A success! A class act from the moment he danced over the mud in Halifax to set up Neil Ashton’s winner in the FA Trophy, Morris brought some quality on the flanks, scored a fine winner in a cross-border derby and got two at Torquay to send us to Wembley. When he left Carl Darlington had to abandon the width in our side and play a diamond. I think it’s fair to say that’s a fair definition of a successful loan spell. 7/10
Why did we bring him in? He arrived with a promising pedigree and looked lively off the bench on his debut at Chester. But he just wasn’t given a chance, which makes you wonder why he was brought in to begin with, In total he spent 31 minutes on the pitch, all off the bench, and was then sent back. Since he left us he has scored 12 goals in 34 league starts, which would extrapolate to 16 goals in a full 46 match season, suggesting he’s capable of offering good value from wide attacking areas. A disastrous loan spell, but it wasn’t his fault. 1/10
NO PICTURE OF THOMPSON IN A WREXHAM KIT EXISTS AS SHUTTER SPEEDS ARE NOT QUICK ENOUGH

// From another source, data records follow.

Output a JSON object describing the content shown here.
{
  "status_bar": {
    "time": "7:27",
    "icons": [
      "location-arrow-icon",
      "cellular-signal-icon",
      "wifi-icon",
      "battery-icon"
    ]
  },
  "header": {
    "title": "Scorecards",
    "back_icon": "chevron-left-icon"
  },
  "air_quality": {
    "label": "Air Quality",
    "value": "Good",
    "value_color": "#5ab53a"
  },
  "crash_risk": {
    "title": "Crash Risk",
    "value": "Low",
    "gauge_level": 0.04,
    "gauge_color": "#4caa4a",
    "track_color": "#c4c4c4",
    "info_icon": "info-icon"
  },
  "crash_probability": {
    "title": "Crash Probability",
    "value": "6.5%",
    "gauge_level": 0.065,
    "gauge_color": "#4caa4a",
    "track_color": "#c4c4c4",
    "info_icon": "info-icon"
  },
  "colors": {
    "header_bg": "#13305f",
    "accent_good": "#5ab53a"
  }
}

Thompson spent more time on the pitch than Holman, but somehow his loan spell feels more disappointing and bewildering. Undoubtedly the poster boy of last season’s failed approach to temporary signings, there seemed little need to draft in a wide attacking player when Wes York Durrell, Hunt, Connor Jennings and Nick Rushton were all fit and available for selection. Bizarrely, that seemed to be how Wilkin saw things, as Thompson spent his first two matches as an unused sub, and was left out of the squad completely for the next game. He finally got his chance when we rotated the side for the FA Trophy match at Southport, but he lasted just 45 anonymous minutes before pulling a muscle and bringing his time with us to an end. 1/10
The disconnection between our recruiting and selection policies last season is something worth examining (That’s a challenge, aspiring bloggers!) and the fact that we are still using the loan system to bulk out our squad rather than add to our starting eleven suggests it’s a deliberate club policy over and above the identity of our manager.
It’s interesting to compare the use of the loan system before and after this apparent shift happened though. Andy Morrell was generally criticised for his use of the transfer market and the suggestion that he might not be able to replenish the squad effectively was certainly expressed in some areas within the club while he was still caretaker. However, his use of the loan market looks a good deal more effective than what has happened since, with more hits than misses against his name.
Okay, he brought in Dele Adebola and Danny Alfei, neither of whom will go down in the club’s Hall of Fame. However, his other loans all have at least some merit and none could be considered an outright failure: Danny Livesey, Chris Maxwell, David Artell and Andy Bishop is a much shorter list. more effective list of players than the ones I’ve been rating out of ten!